This is the last and largest work among scores of paintings of nude bathers, male and female, made by Cézanne over the course of his lifetime. The monumental scene conveys a grand sense of synthesis, combining figures and landscape in a stagelike setting of towering proportion. For both the formal structure of the landscape and the company of awkward bathers, Cézanne drew upon art historical precedents and his own imagination rather than natural observation. The painter exposed his artifice in technique as well as composition: the vibrant surface exults in rich, swirling layers of blues and greens, generously applied to make the air as palpable an element as earth and foliage.
Despite its grandeur, the painting has the feel of an unanswered question, a testament to the "anxiety" Picasso famously declared to be the source of his great interest in Cézanne.

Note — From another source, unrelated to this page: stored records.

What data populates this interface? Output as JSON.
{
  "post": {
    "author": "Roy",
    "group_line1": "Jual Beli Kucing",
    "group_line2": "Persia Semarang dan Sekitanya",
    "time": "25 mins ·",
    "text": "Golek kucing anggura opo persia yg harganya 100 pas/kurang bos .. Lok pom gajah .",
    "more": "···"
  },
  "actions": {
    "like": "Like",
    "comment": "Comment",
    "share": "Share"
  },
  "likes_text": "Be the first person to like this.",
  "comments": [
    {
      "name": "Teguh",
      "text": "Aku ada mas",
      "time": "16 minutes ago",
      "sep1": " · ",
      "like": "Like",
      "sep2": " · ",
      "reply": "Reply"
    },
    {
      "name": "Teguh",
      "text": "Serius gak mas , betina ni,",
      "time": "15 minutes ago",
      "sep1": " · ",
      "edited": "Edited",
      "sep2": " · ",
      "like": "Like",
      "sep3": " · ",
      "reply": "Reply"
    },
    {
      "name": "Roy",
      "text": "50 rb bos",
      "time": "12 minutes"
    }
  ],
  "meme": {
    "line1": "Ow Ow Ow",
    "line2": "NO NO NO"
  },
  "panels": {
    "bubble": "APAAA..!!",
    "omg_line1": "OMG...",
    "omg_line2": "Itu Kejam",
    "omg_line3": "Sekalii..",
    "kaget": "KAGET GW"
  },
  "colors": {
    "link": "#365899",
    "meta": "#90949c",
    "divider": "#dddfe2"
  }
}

The artist left unresolved the startling contrast between the lushly painted landscape and the stiffly drawn, expressionless figures. A haunting stillness hovers over the scene, with its two mysterious figures in the background; an air of disquiet is signaled by a swimmer's interruption of the pond's calm surface. The painting's final state remains unfinished, revealed particularly in the seated figure at the lower right whose long arms betray their previous identity as two legs ready to depart the scene.
Painted at the very end of Cézanne s life, The Large Bathers revisits his own creative history and invokes his countless hours of studying and copying the masterpieces at the Louvre. The assembly of bathers calls to mind scenes of mythical goddesses more readily than modern French women, and the mood suggests a ritual rather than a picnic. Notwithstanding its deep roots in the past, the painting's pictorial daring is unparalleled, and today The Large Bathers appears as the opening scene to the artistic drama of the twentieth century.
Twentieth Century Painting and Sculpture in the Philadelphia Museum of Art (2000), p. 19.